The Cambridge School Committee has decided not to assign police patrols to Cambridge High and Latin School when students return to classes Monday.
Cambridge schools are closed this week for the mid-winter vacation.
At a press conference in the Hotel Commander Monday afternoon, school committee members announced that police will be called in only in the case of an emergency. They defined an emergency as a situation in which a group of students refuses to disband at the faculty's request.
The Committee also announced, however, that the school will distribute identification badges to students and faculty and will station teaching aides at all entrances to check identification.
Cambridge Mayor Albert E. Vellucci, chairman of the School Committee, said Monday that this move was designed to "weed out the strangers from the school."
The proposals were drafted by the school's headmaster, Raymond G. D'Arcy '26 and the Acting Superintendent of Cambridge schools, Frank J. Frisoli. It is D'Arcy's contention that Boston high-school students were at least partially responsible for a confrontation between blacks and whites at the school last Friday, according to Albert H. Giroux, public information director for the school.
D'Arcy thought that students from Boston had circulated in and out of the school, and added to the tension generated by the attack of two Puerto Rican students by bands of black students earlier in the week.

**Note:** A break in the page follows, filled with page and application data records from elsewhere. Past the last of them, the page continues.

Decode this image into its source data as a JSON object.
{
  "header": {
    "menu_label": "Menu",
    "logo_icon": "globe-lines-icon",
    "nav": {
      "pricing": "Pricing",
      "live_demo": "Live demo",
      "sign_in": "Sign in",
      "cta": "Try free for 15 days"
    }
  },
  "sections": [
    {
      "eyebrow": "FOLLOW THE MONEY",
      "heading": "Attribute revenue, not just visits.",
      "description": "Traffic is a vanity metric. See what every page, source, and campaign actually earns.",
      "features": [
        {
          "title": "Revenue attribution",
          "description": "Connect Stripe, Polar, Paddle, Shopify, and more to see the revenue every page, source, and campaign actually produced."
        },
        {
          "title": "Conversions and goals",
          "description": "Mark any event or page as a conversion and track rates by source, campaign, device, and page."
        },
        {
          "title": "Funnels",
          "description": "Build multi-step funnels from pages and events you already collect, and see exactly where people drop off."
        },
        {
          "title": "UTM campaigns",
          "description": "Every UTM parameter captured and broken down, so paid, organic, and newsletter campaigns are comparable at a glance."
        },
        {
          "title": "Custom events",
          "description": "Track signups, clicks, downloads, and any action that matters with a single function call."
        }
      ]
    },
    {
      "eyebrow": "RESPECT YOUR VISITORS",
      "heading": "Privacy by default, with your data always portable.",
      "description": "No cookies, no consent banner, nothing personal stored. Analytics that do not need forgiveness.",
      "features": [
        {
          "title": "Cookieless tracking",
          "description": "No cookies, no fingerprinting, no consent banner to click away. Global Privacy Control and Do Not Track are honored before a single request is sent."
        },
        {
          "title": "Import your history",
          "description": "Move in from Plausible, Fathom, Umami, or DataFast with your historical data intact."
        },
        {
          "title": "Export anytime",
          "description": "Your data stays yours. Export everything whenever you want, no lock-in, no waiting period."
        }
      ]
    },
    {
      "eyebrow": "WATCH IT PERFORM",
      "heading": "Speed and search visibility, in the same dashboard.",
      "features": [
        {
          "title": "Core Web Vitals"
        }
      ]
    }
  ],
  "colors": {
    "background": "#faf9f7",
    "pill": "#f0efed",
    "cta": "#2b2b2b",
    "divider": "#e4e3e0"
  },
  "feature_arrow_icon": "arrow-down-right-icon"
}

The confrontation Friday added weight to the growing notion among Cambridge residents that measures must be taken to make the city's schools safer.
Some members of the community and at least one member of the school committee, Lorraine A. Butler, were "definitely for putting police into the school."
Donald A. Fantini, a member of the school committee, called in 30 members of the Cambridge Tactical Police Force to help dismiss school. By the time the Force arrived, however, nearly all stu-dents had left the school area.
The Force marched a small group of white students to an MBTA bus, twice breaking formation to move back a small crowd of taunting black students, but did nothing else.
"Tension between blacks and whites has been simmering for a long time. I think the turbulence in the Boston schools provided a spark to break that tension," said Giroux.
A shouting match between blacks and whites took place last spring at Cambridge Latin, and nearly 100 black students confronted Frisoli in his office last fall after he refused to comply with a list of their demands.